§ **INSTRUCTIONS TO FOLLOW**: Search the records for lines that contain the word "JSON". Copy them all.

[Web page and app entries]
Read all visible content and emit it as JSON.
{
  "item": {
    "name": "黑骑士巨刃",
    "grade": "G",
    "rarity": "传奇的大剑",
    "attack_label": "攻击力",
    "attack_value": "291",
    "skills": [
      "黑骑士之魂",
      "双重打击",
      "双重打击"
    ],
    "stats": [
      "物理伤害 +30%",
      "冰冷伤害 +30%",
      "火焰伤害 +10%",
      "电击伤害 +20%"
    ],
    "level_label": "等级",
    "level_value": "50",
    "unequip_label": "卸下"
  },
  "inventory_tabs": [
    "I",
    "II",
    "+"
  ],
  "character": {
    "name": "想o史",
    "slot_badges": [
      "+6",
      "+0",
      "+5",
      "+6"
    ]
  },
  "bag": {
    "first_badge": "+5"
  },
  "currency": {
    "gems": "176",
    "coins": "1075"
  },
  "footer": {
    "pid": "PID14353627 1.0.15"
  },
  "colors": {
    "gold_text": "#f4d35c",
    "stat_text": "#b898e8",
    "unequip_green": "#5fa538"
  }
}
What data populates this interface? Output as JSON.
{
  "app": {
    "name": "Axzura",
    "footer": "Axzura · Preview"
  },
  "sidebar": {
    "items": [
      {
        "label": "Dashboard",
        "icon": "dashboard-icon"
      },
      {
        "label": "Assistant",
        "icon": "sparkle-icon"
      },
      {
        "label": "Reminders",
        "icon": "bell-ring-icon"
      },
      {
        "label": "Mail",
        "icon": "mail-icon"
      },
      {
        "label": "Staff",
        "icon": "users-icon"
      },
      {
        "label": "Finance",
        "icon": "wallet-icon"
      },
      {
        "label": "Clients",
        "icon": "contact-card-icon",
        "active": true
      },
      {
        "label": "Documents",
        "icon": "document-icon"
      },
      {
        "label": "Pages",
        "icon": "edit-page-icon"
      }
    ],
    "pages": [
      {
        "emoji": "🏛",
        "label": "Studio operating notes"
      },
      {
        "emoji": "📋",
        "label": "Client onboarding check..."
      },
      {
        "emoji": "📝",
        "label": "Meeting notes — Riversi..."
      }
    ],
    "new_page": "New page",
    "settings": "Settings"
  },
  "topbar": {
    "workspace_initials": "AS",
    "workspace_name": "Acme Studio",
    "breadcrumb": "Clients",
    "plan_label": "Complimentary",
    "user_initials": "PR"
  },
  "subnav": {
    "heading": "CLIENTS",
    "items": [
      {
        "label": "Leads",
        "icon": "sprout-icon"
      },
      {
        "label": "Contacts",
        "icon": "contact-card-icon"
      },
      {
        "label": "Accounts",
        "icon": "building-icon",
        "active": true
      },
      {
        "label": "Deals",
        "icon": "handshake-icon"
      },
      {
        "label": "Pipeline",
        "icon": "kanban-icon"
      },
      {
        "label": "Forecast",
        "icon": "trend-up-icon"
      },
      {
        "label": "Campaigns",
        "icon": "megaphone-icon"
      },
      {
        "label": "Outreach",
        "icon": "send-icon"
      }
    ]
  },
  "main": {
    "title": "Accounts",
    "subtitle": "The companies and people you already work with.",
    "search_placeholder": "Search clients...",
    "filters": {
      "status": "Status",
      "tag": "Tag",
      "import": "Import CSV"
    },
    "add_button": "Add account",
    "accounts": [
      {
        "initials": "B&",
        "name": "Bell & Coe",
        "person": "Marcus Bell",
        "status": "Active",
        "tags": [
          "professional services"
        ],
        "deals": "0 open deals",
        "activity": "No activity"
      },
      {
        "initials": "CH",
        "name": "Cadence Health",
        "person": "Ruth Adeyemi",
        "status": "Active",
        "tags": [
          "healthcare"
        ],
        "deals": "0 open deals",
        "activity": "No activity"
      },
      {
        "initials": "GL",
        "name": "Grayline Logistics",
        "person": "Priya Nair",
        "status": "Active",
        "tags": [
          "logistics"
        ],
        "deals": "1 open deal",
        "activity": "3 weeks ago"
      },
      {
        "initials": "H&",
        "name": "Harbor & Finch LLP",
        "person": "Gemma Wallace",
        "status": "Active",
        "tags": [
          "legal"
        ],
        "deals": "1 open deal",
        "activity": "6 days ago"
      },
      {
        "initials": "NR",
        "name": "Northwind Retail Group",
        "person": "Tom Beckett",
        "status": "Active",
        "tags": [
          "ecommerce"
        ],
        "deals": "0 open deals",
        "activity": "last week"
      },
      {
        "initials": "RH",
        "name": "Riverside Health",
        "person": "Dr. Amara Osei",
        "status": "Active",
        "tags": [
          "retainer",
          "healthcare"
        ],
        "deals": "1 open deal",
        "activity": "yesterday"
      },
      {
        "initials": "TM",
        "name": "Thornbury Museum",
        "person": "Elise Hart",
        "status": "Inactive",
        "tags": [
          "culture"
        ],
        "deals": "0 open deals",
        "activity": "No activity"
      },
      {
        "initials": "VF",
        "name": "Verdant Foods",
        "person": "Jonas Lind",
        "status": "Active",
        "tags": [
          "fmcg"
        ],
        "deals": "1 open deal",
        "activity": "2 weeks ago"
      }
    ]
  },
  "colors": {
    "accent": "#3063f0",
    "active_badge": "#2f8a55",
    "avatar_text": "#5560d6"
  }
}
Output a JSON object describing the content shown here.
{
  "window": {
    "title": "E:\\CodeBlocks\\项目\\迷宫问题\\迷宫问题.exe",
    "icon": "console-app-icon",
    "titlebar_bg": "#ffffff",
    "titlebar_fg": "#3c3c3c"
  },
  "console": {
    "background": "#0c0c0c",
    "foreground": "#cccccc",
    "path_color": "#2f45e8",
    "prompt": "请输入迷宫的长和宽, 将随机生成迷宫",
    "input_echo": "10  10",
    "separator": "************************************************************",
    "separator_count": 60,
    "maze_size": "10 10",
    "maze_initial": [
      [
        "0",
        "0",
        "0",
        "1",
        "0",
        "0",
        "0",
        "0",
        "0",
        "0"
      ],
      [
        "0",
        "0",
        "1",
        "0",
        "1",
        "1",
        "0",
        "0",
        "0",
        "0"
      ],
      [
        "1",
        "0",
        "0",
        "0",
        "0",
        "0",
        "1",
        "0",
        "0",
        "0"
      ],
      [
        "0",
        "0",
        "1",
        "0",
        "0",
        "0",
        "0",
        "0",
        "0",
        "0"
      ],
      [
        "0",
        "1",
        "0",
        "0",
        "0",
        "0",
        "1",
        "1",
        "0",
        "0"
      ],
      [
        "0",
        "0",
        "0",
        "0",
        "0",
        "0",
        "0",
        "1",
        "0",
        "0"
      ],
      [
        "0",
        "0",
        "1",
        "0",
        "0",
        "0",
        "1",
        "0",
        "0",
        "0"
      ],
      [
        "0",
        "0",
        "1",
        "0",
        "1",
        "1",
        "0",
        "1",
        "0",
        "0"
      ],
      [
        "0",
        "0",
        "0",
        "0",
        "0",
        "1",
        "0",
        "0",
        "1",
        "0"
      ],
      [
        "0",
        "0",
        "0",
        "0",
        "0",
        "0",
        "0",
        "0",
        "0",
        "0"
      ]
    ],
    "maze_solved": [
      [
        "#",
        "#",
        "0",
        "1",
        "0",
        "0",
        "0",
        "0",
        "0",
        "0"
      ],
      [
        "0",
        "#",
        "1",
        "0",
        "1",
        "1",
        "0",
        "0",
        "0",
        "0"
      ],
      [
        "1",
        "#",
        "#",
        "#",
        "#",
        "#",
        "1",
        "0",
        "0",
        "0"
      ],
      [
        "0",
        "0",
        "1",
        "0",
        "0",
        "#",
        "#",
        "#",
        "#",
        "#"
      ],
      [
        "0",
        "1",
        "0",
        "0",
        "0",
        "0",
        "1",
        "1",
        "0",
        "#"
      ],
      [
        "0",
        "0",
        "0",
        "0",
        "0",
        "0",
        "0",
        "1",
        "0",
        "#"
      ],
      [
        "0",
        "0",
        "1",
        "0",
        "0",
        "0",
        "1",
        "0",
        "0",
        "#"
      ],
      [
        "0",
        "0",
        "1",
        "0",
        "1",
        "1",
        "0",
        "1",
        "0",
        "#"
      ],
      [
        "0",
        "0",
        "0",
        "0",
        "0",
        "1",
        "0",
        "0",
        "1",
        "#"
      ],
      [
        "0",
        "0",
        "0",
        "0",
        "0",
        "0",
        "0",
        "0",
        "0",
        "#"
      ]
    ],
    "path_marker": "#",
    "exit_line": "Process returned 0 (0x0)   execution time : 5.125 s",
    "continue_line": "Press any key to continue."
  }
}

§ **YOUR RESPONSE**:
Read all visible content and emit it as JSON.
What data populates this interface? Output as JSON.
Output a JSON object describing the content shown here.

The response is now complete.